◆ Exercise goal: When you answer, copy every line of the listing below exactly.

◆ Records to process:
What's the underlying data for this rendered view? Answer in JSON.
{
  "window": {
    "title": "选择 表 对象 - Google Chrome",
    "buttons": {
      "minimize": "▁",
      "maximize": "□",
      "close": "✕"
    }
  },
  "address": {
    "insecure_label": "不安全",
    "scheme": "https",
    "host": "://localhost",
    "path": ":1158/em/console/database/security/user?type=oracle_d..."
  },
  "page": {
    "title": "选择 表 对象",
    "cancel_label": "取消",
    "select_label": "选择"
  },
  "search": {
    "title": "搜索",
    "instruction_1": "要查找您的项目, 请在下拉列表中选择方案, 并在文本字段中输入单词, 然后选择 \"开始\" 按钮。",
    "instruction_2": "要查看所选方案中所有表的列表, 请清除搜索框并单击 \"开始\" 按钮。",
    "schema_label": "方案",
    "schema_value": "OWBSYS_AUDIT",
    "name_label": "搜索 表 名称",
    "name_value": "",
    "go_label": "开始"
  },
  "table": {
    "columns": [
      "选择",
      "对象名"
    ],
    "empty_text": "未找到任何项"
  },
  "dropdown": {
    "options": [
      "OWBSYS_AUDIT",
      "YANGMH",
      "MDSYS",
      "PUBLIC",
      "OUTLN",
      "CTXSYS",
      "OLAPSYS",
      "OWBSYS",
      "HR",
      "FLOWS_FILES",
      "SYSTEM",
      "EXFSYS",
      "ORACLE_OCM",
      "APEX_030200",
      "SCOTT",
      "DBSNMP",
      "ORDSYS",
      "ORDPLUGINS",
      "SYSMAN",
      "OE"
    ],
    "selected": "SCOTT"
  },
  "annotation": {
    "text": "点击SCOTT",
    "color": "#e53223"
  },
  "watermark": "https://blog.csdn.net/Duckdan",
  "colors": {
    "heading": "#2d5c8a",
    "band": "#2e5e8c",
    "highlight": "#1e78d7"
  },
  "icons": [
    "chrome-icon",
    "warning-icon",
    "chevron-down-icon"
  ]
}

◆ Response:
What's the underlying data for this rendered view? Answer in JSON.
{
  "window": {
    "title": "选择 表 对象 - Google Chrome",
    "buttons": {
      "minimize": "▁",
      "maximize": "□",
      "close": "✕"
    }
  },
  "address": {
    "insecure_label": "不安全",
    "scheme": "https",
    "host": "://localhost",
    "path": ":1158/em/console/database/security/user?type=oracle_d..."
  },
  "page": {
    "title": "选择 表 对象",
    "cancel_label": "取消",
    "select_label": "选择"
  },
  "search": {
    "title": "搜索",
    "instruction_1": "要查找您的项目, 请在下拉列表中选择方案, 并在文本字段中输入单词, 然后选择 \"开始\" 按钮。",
    "instruction_2": "要查看所选方案中所有表的列表, 请清除搜索框并单击 \"开始\" 按钮。",
    "schema_label": "方案",
    "schema_value": "OWBSYS_AUDIT",
    "name_label": "搜索 表 名称",
    "name_value": "",
    "go_label": "开始"
  },
  "table": {
    "columns": [
      "选择",
      "对象名"
    ],
    "empty_text": "未找到任何项"
  },
  "dropdown": {
    "options": [
      "OWBSYS_AUDIT",
      "YANGMH",
      "MDSYS",
      "PUBLIC",
      "OUTLN",
      "CTXSYS",
      "OLAPSYS",
      "OWBSYS",
      "HR",
      "FLOWS_FILES",
      "SYSTEM",
      "EXFSYS",
      "ORACLE_OCM",
      "APEX_030200",
      "SCOTT",
      "DBSNMP",
      "ORDSYS",
      "ORDPLUGINS",
      "SYSMAN",
      "OE"
    ],
    "selected": "SCOTT"
  },
  "annotation": {
    "text": "点击SCOTT",
    "color": "#e53223"
  },
  "watermark": "https://blog.csdn.net/Duckdan",
  "colors": {
    "heading": "#2d5c8a",
    "band": "#2e5e8c",
    "highlight": "#1e78d7"
  },
  "icons": [
    "chrome-icon",
    "warning-icon",
    "chevron-down-icon"
  ]
}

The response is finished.